### Task directions
Which lines hold the word "Company"? Copy each of them from the material.

━━ Listed entries

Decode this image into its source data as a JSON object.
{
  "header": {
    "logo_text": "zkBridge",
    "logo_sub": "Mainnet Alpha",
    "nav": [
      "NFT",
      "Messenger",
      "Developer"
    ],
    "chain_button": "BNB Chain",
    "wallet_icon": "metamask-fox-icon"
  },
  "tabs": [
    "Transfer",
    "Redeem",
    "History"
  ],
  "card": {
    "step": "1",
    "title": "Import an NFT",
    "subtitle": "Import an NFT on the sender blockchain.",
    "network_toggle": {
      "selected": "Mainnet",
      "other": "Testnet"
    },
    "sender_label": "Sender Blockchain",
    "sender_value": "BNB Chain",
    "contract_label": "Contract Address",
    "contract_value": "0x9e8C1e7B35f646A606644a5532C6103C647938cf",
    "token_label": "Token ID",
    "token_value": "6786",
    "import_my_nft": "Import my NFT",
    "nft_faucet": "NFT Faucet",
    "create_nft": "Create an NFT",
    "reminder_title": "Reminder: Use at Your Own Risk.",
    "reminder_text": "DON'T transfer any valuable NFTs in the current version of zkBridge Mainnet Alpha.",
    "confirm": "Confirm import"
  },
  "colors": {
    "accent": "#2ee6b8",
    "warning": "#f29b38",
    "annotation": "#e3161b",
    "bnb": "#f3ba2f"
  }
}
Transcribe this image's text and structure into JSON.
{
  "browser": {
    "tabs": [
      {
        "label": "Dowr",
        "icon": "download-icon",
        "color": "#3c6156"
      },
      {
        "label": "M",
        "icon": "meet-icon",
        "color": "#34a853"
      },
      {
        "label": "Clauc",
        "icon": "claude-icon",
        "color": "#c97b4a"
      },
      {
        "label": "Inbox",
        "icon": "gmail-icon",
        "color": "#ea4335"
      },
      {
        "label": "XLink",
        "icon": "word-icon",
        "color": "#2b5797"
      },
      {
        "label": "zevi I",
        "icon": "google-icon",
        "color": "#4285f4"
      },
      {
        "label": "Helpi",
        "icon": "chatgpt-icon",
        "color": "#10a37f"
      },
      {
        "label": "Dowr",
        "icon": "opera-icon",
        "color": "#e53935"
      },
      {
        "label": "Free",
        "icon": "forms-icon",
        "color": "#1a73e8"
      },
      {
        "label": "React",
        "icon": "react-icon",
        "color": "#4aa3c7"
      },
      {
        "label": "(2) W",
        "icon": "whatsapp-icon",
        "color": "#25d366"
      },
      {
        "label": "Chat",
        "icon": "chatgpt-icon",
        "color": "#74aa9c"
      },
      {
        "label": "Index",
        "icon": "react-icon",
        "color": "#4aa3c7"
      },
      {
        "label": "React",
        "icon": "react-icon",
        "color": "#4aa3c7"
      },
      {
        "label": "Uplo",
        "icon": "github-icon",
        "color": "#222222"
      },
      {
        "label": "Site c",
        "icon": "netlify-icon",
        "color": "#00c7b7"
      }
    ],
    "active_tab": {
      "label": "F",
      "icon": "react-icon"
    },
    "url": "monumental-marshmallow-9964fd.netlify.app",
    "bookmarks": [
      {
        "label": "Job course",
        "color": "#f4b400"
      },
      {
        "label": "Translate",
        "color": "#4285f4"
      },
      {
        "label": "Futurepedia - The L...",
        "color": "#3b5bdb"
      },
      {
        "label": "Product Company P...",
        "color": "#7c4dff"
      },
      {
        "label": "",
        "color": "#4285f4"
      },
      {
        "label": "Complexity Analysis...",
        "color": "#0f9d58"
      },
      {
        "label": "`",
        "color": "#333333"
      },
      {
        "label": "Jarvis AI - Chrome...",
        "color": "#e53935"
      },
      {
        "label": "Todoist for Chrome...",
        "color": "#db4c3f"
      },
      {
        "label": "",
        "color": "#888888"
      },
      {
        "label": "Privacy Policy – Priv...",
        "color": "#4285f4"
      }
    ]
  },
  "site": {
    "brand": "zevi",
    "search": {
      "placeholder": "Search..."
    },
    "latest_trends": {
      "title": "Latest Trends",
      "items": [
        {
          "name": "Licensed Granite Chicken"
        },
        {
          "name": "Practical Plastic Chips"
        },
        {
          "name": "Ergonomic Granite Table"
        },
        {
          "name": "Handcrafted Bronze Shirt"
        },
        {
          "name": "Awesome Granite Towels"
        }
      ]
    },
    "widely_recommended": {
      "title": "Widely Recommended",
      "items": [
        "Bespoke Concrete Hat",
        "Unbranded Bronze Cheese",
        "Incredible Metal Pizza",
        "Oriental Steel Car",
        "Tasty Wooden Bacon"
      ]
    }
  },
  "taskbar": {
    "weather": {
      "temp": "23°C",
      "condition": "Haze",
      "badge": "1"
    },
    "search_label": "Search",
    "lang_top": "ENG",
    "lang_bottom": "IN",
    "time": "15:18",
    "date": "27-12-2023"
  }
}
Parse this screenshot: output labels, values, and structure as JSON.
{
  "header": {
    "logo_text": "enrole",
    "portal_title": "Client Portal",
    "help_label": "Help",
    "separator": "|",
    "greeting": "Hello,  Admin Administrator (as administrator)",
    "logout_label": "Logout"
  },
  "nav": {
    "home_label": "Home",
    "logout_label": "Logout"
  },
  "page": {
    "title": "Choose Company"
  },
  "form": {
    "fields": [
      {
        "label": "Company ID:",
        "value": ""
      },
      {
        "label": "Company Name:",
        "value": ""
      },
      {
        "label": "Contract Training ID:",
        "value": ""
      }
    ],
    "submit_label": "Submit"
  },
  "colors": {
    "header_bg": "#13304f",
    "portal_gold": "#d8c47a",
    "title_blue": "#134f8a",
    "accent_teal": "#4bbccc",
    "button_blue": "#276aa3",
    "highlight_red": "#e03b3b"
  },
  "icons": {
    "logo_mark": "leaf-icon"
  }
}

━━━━

### Expected answer
        "label": "Product Company P...",
    "title": "Choose Company"
        "label": "Company ID:",
        "label": "Company Name:",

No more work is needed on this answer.